This means that an obligation to be less biased is now more urgent than it was in the 1960s. Under the pressure of such a level of change we can feel under threat. Biases are survival strategies that must adapt as the environment changes. When we feel under threat we are more likely to rely on our biases.
If we understand biases as cognitive shortcuts, we can understand that what is important is not that we exercise biases but whether our biases are adapted to our current environment and in service of our goals and values.
If we do not agree with the broader tend toward greater diversity, we will activate our present biases against that trend. This must be a conscious choice – to adapt or not. If we choose to adapt, we must accept that there is a cognitive burden we must bear as we intentionally change our goals and values to align with the larger cultural trend.
Biases are a legacy of earlier evolutionary responses – choices became unconscious and automatic because they proved to be beneficial (to individuals, to families, to tribes, to communities, to cultures). For an adaptive response to the current evolution of our culture to eventually become equally unconscious we must do intentional work on our self-awareness. We must change how we behave intentionally.
The NLI article sums up the situation neatly:
“As today’s (organisations) are making a genuine effort to address the biases prevalent in their workplaces, research shows that simply acknowledging the existence of bias is not enough to prevent its negative effects. To that end, NLI offers a three-step process for reducing the effects of bias: Accept, Label, Mitigate.”
“Biases form the invisible lens through which we all subconsciously see the world. Accepting your own biases, as well as others’, involves understanding that bias is a natural, inevitable part of human cognition — not unique to you, your (organisation), or your employees. Labelling bias using the SEEDS Model® makes it easy to adopt a shared language to call out bias in respectful and meaningful ways.”
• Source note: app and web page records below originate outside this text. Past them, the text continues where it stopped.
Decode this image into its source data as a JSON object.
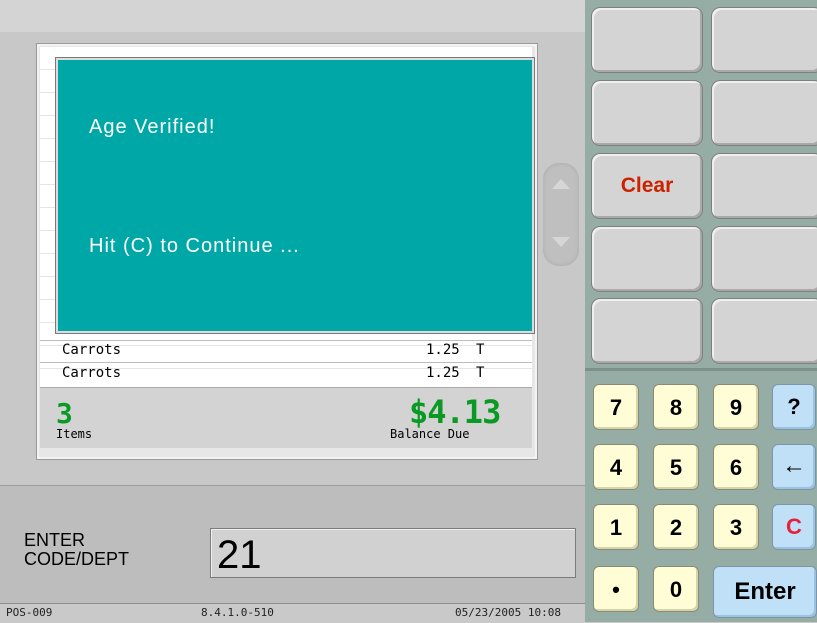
{
  "dialog": {
    "line1": "Age  Verified!",
    "line2": "Hit  (C)  to  Continue  ..."
  },
  "receipt": {
    "lines": [
      {
        "name": "Carrots",
        "price": "1.25",
        "tax": "T"
      },
      {
        "name": "Carrots",
        "price": "1.25",
        "tax": "T"
      }
    ]
  },
  "totals": {
    "items_count": "3",
    "items_label": "Items",
    "balance": "$4.13",
    "balance_label": "Balance Due"
  },
  "prompt": {
    "label_line1": "ENTER",
    "label_line2": "CODE/DEPT",
    "value": "21"
  },
  "status": {
    "terminal": "POS-009",
    "version": "8.4.1.0-510",
    "datetime": "05/23/2005 10:08"
  },
  "function_keys": {
    "clear_label": "Clear"
  },
  "keypad": {
    "seven": "7",
    "eight": "8",
    "nine": "9",
    "help": "?",
    "four": "4",
    "five": "5",
    "six": "6",
    "backspace": "←",
    "one": "1",
    "two": "2",
    "three": "3",
    "c": "C",
    "dot": "•",
    "zero": "0",
    "enter": "Enter"
  },
  "colors": {
    "dialog_bg": "#00a7a7",
    "total_green": "#0a9a23",
    "clear_red": "#cc2200",
    "numeric_key": "#fefdd6",
    "blue_key": "#bfe0f7",
    "panel_teal": "#96ada6"
  },
  "icons": {
    "scroll_up": "triangle-up",
    "scroll_down": "triangle-down",
    "backspace": "left-arrow"
  }
}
Bias is perhaps the greatest barrier to disability inclusion, and it is often mistaken as a fault to be eliminated rather than a reflex to be evolved. It is therefore critically important that people with disability have a clear understanding of what they are trying to change.
I encourage the reader to visit The Neuroleadership Institute’s website to explore the array of ideas on bias and diversity, equity and inclusion. I have no connection with NLI. Their content on bias is just the best I have seen.